capacitive means for capacitively coupling said preselected one of said color difference signals to said control electrode of said first semiconductor device;
means for direct current coupling said luminance signals to said second electrodes of each of said first semiconductor devices; and
means coupled to said deflection means and to said second electrode of each of said second semiconductor devices for selectively applying a direct reference voltage to said second electrode of each of said second semiconductor devices to render it conductive during intervals when said electron beams are being retraced, so that the operating point of each of said kinescope driver means is stabilized in response to said direct reference voltage.

2. The apparatus recited in claim 1 wherein said means for coupling said luminance signals to said second electrodes of each of said first semiconductor devices includes a third semiconductor device of opposite conductivity type to that of said first and second semiconductor devices and having first and second electrodes and a conduction path therebetween and a control electrode for controlling the conduction of said conduction path, said luminance signals being coupled to said control electrode of said third semiconductor device, said second electrode of said third semiconductor device being direct current coupled to said second electrode of each of said first semiconductor devices.

3. The apparatus recited in claim 2 wherein said first, second and third semiconductor devices are transistors having collector, emitter and base electrodes corresponding, respectively, to said first and second and control electrodes of said first, second and third semiconductor devices.

4. The apparatus recited in claim 2 wherein said second electrode of each of said first semiconductor devices aand said second electrode of said third semiconductor device are direct current coupled through a first variable impedance device and wherein said second electrode of each of said first semiconductor devices is direct current coupled to a source of bias voltage through a second variable impedance.

5. The apparatus recited in claim 1 wherein in each of said kinescope driver means said second semiconductor device is physically located at a distance from said first semiconductor device such that temperature conditions of said first semiconductor device do not substantially affect temperature conditions of said second semiconductor device.

6. The apparatus recited in claim 1 wherein each of said kinescope driver means includes means for supplying a direct current component to said control electrode of said first device to charge said capacitive means.

7. The apparatus recited in claim 6 wherein the time charge said capacitive means is relatively long in comparison to the time interval during which said electron beams are being retraced.

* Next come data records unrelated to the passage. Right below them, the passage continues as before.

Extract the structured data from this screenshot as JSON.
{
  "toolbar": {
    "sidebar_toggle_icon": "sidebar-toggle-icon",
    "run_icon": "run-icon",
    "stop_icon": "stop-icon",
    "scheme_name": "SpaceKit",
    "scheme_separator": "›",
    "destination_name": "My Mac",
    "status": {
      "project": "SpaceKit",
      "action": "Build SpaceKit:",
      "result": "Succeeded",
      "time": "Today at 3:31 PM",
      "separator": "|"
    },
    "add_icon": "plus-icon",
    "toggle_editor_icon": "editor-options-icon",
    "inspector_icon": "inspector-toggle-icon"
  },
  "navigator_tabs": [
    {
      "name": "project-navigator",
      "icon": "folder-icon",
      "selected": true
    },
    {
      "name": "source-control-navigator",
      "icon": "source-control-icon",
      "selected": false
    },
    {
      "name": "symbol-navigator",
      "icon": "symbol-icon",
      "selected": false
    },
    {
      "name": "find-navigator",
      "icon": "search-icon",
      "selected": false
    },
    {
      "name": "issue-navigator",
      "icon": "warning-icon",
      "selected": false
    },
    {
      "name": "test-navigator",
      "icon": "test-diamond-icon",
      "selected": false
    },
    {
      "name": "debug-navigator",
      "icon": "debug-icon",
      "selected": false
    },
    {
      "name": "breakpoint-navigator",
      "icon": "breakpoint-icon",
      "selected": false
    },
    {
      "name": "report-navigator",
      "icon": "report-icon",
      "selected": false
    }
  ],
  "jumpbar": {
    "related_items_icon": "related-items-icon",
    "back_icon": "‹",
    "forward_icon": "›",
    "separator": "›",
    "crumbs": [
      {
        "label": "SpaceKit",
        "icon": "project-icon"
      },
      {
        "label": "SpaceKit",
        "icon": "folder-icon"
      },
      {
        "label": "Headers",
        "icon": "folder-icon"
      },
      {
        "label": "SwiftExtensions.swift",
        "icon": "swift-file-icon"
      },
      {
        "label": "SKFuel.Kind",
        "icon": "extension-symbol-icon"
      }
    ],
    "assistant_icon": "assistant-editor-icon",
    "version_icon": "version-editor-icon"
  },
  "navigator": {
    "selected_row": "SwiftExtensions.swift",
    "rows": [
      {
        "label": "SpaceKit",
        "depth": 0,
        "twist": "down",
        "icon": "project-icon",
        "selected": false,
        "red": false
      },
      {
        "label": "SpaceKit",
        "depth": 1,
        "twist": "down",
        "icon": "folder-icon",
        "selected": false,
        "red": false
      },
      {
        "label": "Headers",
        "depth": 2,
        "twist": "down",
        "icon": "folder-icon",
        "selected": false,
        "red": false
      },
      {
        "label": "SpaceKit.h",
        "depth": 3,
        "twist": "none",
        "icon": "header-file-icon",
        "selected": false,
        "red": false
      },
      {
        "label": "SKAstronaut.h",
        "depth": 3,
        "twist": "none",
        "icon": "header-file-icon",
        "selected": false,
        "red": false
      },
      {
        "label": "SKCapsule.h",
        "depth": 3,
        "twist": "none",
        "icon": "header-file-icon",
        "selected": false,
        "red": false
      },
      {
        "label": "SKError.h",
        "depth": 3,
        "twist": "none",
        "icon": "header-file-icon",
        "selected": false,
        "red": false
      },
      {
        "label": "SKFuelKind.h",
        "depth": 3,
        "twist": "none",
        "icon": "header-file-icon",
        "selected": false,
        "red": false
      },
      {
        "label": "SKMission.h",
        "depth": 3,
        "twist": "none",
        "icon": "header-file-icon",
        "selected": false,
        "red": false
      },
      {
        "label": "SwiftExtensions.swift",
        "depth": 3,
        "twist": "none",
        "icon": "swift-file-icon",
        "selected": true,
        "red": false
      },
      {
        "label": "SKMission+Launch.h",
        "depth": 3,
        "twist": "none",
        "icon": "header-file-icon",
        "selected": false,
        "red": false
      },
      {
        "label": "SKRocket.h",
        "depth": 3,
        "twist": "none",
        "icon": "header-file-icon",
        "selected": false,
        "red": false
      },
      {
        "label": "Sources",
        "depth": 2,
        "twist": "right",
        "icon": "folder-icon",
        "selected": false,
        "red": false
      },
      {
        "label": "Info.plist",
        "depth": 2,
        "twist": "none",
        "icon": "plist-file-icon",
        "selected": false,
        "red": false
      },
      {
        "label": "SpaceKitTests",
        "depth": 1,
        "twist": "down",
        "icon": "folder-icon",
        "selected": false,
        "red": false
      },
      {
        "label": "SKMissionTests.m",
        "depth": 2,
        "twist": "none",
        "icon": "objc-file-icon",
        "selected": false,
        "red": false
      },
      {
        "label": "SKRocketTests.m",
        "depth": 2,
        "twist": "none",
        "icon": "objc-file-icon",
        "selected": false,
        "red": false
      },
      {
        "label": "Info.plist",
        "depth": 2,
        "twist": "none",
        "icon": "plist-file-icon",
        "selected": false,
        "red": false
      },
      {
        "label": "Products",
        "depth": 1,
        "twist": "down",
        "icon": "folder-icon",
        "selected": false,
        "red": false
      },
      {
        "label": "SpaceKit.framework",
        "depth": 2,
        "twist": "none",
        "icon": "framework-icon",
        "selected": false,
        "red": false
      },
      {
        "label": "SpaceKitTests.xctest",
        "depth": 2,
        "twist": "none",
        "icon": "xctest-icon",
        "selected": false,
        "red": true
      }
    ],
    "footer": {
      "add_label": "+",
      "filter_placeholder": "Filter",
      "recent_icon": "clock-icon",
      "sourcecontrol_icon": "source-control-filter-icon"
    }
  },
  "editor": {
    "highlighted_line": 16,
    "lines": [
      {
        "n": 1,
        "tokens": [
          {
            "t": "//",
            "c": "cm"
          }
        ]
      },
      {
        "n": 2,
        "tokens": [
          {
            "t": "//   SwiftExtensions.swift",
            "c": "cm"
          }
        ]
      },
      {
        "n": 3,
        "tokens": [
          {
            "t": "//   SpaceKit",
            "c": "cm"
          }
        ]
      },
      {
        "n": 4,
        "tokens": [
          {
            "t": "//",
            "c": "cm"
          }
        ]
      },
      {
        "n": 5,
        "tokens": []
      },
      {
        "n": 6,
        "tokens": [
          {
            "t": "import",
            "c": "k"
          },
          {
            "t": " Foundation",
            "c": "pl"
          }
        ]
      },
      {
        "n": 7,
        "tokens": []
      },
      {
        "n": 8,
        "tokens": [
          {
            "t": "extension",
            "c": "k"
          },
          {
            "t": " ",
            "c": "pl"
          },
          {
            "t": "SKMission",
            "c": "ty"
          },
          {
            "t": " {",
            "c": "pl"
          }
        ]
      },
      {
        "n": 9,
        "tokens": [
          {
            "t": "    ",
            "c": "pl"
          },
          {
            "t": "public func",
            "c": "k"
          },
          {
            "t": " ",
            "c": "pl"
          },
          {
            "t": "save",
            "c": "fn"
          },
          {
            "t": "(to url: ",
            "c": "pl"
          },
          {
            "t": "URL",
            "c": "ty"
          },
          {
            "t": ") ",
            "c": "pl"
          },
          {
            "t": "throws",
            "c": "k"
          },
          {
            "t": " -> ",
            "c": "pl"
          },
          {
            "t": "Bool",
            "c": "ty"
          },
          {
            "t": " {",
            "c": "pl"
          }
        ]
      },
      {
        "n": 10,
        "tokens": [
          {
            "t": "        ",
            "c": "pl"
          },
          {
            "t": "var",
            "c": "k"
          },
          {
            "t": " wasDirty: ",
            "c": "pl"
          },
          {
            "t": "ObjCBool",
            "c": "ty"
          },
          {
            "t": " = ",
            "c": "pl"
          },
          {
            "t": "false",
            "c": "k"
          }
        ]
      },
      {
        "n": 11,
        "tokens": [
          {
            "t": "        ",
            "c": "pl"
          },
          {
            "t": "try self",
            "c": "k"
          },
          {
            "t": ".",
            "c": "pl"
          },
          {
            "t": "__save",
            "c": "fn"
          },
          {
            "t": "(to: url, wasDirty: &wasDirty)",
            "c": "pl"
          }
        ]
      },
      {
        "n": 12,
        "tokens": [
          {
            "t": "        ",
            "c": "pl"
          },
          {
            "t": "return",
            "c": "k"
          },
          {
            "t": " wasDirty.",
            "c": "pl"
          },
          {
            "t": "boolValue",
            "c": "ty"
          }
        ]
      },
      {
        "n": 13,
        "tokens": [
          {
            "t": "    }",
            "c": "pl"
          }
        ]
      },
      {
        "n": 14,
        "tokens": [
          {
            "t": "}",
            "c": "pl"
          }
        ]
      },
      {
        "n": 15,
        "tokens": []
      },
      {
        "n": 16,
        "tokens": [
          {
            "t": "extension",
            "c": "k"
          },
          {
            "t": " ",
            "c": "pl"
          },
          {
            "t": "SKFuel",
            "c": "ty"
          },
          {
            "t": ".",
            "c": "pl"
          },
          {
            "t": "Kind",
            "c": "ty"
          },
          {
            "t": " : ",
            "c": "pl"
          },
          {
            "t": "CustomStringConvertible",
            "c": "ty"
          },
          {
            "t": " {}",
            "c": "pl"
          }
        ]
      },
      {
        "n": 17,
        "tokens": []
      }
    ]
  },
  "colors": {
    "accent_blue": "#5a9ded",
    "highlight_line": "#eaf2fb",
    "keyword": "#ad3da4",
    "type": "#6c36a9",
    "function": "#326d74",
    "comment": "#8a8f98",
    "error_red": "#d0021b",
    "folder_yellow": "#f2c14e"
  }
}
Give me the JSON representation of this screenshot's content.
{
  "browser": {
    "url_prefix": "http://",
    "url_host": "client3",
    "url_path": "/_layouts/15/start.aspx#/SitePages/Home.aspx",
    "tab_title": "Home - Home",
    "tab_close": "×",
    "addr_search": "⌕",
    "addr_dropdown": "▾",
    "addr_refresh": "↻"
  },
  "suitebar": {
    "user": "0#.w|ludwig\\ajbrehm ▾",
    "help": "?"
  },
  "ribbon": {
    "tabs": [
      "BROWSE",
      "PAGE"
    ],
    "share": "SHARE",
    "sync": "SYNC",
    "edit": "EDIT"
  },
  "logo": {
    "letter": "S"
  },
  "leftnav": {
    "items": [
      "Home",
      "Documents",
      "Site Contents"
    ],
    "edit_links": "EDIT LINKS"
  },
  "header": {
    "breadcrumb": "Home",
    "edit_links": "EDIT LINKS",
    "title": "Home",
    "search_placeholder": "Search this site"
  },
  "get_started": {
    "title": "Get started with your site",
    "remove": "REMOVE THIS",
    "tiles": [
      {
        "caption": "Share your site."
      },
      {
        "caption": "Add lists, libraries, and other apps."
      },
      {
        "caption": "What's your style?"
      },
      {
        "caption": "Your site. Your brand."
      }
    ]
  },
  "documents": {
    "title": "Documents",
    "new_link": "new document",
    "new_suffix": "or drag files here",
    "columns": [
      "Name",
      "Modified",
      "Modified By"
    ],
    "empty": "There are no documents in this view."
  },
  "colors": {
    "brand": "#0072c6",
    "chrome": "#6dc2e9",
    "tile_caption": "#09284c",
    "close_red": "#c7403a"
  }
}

Referenced Cited
U.S. Patent Documents
3311900 March 1967 Gaunt, Jr.
3436563 April 1969 Regitz
3644669 February 1972 Slavik
3780317 December 1973 Kurata et al.
Patent History
Patent number: 3970895
Type: Grant
Filed: Sep 9, 1974
Date of Patent: Jul 20, 1976
Assignee: RCA Corporation (New York, NY)
Inventor: Donald Henry Willis (Indianapolis, IN)
Primary Examiner: Maynard R. Wilbur
Assistant Examiner: S. C. Buczinski
Attorneys: Eugene M. Whitacre, Peter M. Emanuel
Application Number: 5/504,357